## Instructions to follow
When you spot the word "cookies" in a line of the data below, copy that line.
Segment Start: Extracted information
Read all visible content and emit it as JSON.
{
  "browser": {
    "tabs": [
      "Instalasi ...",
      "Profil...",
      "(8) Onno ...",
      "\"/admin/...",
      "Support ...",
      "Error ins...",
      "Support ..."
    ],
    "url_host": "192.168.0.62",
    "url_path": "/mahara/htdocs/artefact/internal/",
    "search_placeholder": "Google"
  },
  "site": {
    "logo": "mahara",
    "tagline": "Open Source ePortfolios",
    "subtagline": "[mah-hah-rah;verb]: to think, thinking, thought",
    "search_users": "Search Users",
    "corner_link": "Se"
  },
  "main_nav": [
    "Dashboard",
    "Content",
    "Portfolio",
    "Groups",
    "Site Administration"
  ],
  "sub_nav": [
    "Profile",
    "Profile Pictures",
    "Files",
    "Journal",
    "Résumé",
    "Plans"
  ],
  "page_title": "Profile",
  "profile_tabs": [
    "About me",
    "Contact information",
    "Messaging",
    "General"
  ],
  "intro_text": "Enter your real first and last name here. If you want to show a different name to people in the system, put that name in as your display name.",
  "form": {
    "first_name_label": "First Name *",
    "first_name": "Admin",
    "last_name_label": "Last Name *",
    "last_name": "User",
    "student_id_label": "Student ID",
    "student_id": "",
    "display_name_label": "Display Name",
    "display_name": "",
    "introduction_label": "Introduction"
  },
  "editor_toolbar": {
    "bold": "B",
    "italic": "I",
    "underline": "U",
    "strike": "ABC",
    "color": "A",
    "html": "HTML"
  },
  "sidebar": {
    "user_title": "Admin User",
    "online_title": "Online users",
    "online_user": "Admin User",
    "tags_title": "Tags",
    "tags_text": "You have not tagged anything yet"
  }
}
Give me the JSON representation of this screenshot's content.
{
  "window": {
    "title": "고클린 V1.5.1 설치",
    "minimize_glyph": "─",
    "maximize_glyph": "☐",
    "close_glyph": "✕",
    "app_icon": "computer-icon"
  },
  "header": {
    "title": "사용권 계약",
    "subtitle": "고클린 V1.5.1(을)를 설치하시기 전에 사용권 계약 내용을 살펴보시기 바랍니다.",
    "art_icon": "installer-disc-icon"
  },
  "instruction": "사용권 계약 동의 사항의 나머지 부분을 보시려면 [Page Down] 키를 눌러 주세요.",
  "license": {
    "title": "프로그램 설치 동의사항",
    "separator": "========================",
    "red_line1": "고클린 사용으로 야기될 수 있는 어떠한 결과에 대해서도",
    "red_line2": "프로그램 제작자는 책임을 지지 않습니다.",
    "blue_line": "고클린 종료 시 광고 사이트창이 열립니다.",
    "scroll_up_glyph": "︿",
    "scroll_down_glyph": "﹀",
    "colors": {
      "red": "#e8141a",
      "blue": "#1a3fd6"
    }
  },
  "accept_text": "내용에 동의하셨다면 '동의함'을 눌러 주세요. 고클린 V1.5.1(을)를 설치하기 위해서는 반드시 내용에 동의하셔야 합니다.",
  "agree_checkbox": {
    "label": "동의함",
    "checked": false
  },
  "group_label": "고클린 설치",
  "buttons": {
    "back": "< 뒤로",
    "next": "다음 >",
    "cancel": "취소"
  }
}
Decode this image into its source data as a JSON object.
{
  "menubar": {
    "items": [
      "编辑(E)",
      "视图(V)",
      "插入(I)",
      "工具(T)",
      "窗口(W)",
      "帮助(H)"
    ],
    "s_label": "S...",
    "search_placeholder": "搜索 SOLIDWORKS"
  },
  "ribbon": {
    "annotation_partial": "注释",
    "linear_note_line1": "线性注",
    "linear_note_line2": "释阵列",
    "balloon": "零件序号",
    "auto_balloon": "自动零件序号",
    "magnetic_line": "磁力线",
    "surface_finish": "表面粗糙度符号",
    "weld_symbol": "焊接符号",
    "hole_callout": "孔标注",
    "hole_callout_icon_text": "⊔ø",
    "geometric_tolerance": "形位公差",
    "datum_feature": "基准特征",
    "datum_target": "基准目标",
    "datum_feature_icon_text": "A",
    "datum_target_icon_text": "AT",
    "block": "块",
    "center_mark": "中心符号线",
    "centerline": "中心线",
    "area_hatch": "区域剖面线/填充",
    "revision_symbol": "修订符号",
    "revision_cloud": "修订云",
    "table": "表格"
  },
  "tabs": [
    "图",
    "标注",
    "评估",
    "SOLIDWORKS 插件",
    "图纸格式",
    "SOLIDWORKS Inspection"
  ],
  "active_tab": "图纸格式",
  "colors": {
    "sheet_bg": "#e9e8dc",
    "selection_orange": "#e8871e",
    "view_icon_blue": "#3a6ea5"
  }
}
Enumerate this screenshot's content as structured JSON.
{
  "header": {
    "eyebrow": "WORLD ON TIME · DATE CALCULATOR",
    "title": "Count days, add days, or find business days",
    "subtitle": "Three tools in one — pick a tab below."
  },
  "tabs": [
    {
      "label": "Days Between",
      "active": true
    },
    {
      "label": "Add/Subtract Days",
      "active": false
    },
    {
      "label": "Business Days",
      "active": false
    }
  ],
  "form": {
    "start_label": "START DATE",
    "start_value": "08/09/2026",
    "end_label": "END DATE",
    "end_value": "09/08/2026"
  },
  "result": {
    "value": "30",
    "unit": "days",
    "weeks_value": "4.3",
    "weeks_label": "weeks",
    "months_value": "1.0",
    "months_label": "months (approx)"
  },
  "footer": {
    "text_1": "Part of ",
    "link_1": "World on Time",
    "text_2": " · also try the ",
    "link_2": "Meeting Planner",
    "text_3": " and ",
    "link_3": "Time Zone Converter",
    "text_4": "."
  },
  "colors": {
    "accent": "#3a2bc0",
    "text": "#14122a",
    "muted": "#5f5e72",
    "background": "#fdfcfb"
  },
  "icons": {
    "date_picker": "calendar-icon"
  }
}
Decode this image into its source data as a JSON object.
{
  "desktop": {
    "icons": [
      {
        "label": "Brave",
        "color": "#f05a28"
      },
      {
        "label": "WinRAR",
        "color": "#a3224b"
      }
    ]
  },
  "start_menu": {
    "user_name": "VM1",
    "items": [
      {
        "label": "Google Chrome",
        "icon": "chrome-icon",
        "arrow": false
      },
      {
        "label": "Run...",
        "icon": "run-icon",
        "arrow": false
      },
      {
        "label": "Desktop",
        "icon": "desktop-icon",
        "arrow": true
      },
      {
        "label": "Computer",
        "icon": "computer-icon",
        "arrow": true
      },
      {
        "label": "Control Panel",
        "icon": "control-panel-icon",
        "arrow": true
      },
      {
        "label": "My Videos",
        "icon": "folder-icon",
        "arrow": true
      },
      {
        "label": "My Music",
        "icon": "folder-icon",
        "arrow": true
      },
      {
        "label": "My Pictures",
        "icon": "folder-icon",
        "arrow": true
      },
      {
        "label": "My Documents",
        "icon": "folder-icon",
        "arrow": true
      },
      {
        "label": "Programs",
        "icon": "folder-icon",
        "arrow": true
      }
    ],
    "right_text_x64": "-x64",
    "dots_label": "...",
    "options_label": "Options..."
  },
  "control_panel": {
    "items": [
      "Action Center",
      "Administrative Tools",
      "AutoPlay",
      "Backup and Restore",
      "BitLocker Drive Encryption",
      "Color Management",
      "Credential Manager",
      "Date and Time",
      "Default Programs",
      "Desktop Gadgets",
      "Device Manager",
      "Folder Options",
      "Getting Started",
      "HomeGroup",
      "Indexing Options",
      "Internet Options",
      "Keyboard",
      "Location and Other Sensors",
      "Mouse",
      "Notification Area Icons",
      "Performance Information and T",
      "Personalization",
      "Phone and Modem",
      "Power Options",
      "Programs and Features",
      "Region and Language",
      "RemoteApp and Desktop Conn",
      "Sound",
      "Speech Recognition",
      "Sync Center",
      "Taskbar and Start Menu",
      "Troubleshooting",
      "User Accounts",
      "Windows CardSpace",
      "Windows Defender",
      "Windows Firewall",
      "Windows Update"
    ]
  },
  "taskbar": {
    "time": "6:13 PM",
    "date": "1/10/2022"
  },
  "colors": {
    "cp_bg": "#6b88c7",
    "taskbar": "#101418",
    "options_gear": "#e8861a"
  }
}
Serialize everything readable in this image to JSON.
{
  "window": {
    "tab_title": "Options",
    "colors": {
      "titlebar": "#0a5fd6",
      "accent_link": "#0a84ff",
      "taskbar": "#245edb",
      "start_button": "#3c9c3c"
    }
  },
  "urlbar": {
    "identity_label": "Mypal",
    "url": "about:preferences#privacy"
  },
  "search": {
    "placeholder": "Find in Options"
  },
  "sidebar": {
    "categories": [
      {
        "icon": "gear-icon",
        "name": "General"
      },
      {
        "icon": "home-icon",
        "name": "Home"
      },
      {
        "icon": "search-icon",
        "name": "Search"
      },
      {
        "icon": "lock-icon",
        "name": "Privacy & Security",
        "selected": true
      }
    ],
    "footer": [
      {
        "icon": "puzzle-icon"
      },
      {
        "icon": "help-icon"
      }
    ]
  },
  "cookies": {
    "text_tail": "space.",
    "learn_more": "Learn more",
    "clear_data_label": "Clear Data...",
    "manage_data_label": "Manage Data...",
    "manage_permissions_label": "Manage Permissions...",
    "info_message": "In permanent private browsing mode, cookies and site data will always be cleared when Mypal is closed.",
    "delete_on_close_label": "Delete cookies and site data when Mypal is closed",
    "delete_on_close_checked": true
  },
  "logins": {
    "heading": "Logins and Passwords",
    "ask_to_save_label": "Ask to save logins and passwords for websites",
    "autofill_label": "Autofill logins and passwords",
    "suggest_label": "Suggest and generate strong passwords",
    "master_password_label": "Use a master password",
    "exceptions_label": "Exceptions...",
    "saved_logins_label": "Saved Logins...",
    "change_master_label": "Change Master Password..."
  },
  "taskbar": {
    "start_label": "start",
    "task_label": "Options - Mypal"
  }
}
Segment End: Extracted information
## Solved problem
  "cookies": {
    "info_message": "In permanent private browsing mode, cookies and site data will always be cleared when Mypal is closed.",
    "delete_on_close_label": "Delete cookies and site data when Mypal is closed",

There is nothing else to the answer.